• What you have to do:
All of the records must be set down again word for word.
=== Section Start ===
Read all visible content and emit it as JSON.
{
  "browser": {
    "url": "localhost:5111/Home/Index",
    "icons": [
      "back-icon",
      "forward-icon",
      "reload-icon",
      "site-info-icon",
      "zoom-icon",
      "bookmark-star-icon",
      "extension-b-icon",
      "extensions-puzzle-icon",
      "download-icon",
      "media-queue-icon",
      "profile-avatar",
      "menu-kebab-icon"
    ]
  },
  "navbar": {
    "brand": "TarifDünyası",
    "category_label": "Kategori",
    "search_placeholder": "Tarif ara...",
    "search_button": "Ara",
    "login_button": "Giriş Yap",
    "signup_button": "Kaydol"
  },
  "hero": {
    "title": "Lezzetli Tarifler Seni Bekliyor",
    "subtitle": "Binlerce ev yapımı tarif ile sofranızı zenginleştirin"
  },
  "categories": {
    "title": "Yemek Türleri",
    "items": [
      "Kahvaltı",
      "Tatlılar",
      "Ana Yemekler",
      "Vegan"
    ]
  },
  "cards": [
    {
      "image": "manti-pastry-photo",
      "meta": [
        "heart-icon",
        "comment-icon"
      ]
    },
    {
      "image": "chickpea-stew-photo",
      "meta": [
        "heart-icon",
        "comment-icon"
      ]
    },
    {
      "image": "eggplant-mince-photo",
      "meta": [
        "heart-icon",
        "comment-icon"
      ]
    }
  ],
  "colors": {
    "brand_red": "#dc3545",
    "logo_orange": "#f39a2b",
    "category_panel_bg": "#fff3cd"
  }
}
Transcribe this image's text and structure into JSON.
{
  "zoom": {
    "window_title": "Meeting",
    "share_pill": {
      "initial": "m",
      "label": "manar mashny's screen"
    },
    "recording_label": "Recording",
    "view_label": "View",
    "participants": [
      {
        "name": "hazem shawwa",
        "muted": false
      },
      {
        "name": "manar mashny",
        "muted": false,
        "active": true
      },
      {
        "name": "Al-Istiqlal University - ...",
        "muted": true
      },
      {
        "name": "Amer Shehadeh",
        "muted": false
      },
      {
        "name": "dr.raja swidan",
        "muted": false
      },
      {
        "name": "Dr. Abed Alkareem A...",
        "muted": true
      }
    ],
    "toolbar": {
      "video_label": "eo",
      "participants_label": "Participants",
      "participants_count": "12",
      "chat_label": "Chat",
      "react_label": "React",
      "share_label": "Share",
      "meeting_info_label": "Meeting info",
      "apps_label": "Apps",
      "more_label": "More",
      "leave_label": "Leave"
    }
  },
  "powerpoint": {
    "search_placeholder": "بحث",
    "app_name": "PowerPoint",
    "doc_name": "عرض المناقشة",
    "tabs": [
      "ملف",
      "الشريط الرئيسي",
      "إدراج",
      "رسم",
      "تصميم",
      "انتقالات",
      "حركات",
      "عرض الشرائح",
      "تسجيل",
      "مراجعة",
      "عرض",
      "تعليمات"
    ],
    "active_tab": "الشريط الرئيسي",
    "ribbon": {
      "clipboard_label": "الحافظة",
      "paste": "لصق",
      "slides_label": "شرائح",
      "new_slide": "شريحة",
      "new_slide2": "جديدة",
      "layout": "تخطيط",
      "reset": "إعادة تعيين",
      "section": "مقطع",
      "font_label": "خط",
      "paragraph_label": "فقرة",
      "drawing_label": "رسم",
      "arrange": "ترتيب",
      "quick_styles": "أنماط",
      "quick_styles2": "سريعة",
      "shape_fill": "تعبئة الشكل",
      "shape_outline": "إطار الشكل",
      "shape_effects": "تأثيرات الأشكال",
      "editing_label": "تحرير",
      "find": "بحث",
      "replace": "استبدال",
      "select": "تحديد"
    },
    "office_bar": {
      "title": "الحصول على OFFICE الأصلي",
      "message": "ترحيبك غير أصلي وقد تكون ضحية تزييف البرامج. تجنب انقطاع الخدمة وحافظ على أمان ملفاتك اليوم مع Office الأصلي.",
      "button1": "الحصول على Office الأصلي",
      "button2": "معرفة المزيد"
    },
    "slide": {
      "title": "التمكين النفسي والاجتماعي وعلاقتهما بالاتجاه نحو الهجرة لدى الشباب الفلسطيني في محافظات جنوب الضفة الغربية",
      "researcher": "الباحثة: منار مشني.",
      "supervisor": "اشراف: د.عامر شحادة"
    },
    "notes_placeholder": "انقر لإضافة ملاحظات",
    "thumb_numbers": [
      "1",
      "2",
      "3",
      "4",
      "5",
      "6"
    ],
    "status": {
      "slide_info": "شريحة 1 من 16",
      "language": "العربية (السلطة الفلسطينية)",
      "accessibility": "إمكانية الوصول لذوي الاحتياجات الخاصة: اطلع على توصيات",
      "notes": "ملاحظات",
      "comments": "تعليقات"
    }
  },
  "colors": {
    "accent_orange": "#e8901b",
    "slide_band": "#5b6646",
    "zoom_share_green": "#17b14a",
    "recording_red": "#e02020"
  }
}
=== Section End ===
• Result of this task:
Read all visible content and emit it as JSON.
{
  "browser": {
    "url": "localhost:5111/Home/Index",
    "icons": [
      "back-icon",
      "forward-icon",
      "reload-icon",
      "site-info-icon",
      "zoom-icon",
      "bookmark-star-icon",
      "extension-b-icon",
      "extensions-puzzle-icon",
      "download-icon",
      "media-queue-icon",
      "profile-avatar",
      "menu-kebab-icon"
    ]
  },
  "navbar": {
    "brand": "TarifDünyası",
    "category_label": "Kategori",
    "search_placeholder": "Tarif ara...",
    "search_button": "Ara",
    "login_button": "Giriş Yap",
    "signup_button": "Kaydol"
  },
  "hero": {
    "title": "Lezzetli Tarifler Seni Bekliyor",
    "subtitle": "Binlerce ev yapımı tarif ile sofranızı zenginleştirin"
  },
  "categories": {
    "title": "Yemek Türleri",
    "items": [
      "Kahvaltı",
      "Tatlılar",
      "Ana Yemekler",
      "Vegan"
    ]
  },
  "cards": [
    {
      "image": "manti-pastry-photo",
      "meta": [
        "heart-icon",
        "comment-icon"
      ]
    },
    {
      "image": "chickpea-stew-photo",
      "meta": [
        "heart-icon",
        "comment-icon"
      ]
    },
    {
      "image": "eggplant-mince-photo",
      "meta": [
        "heart-icon",
        "comment-icon"
      ]
    }
  ],
  "colors": {
    "brand_red": "#dc3545",
    "logo_orange": "#f39a2b",
    "category_panel_bg": "#fff3cd"
  }
}
Transcribe this image's text and structure into JSON.
{
  "zoom": {
    "window_title": "Meeting",
    "share_pill": {
      "initial": "m",
      "label": "manar mashny's screen"
    },
    "recording_label": "Recording",
    "view_label": "View",
    "participants": [
      {
        "name": "hazem shawwa",
        "muted": false
      },
      {
        "name": "manar mashny",
        "muted": false,
        "active": true
      },
      {
        "name": "Al-Istiqlal University - ...",
        "muted": true
      },
      {
        "name": "Amer Shehadeh",
        "muted": false
      },
      {
        "name": "dr.raja swidan",
        "muted": false
      },
      {
        "name": "Dr. Abed Alkareem A...",
        "muted": true
      }
    ],
    "toolbar": {
      "video_label": "eo",
      "participants_label": "Participants",
      "participants_count": "12",
      "chat_label": "Chat",
      "react_label": "React",
      "share_label": "Share",
      "meeting_info_label": "Meeting info",
      "apps_label": "Apps",
      "more_label": "More",
      "leave_label": "Leave"
    }
  },
  "powerpoint": {
    "search_placeholder": "بحث",
    "app_name": "PowerPoint",
    "doc_name": "عرض المناقشة",
    "tabs": [
      "ملف",
      "الشريط الرئيسي",
      "إدراج",
      "رسم",
      "تصميم",
      "انتقالات",
      "حركات",
      "عرض الشرائح",
      "تسجيل",
      "مراجعة",
      "عرض",
      "تعليمات"
    ],
    "active_tab": "الشريط الرئيسي",
    "ribbon": {
      "clipboard_label": "الحافظة",
      "paste": "لصق",
      "slides_label": "شرائح",
      "new_slide": "شريحة",
      "new_slide2": "جديدة",
      "layout": "تخطيط",
      "reset": "إعادة تعيين",
      "section": "مقطع",
      "font_label": "خط",
      "paragraph_label": "فقرة",
      "drawing_label": "رسم",
      "arrange": "ترتيب",
      "quick_styles": "أنماط",
      "quick_styles2": "سريعة",
      "shape_fill": "تعبئة الشكل",
      "shape_outline": "إطار الشكل",
      "shape_effects": "تأثيرات الأشكال",
      "editing_label": "تحرير",
      "find": "بحث",
      "replace": "استبدال",
      "select": "تحديد"
    },
    "office_bar": {
      "title": "الحصول على OFFICE الأصلي",
      "message": "ترحيبك غير أصلي وقد تكون ضحية تزييف البرامج. تجنب انقطاع الخدمة وحافظ على أمان ملفاتك اليوم مع Office الأصلي.",
      "button1": "الحصول على Office الأصلي",
      "button2": "معرفة المزيد"
    },
    "slide": {
      "title": "التمكين النفسي والاجتماعي وعلاقتهما بالاتجاه نحو الهجرة لدى الشباب الفلسطيني في محافظات جنوب الضفة الغربية",
      "researcher": "الباحثة: منار مشني.",
      "supervisor": "اشراف: د.عامر شحادة"
    },
    "notes_placeholder": "انقر لإضافة ملاحظات",
    "thumb_numbers": [
      "1",
      "2",
      "3",
      "4",
      "5",
      "6"
    ],
    "status": {
      "slide_info": "شريحة 1 من 16",
      "language": "العربية (السلطة الفلسطينية)",
      "accessibility": "إمكانية الوصول لذوي الاحتياجات الخاصة: اطلع على توصيات",
      "notes": "ملاحظات",
      "comments": "تعليقات"
    }
  },
  "colors": {
    "accent_orange": "#e8901b",
    "slide_band": "#5b6646",
    "zoom_share_green": "#17b14a",
    "recording_red": "#e02020"
  }
}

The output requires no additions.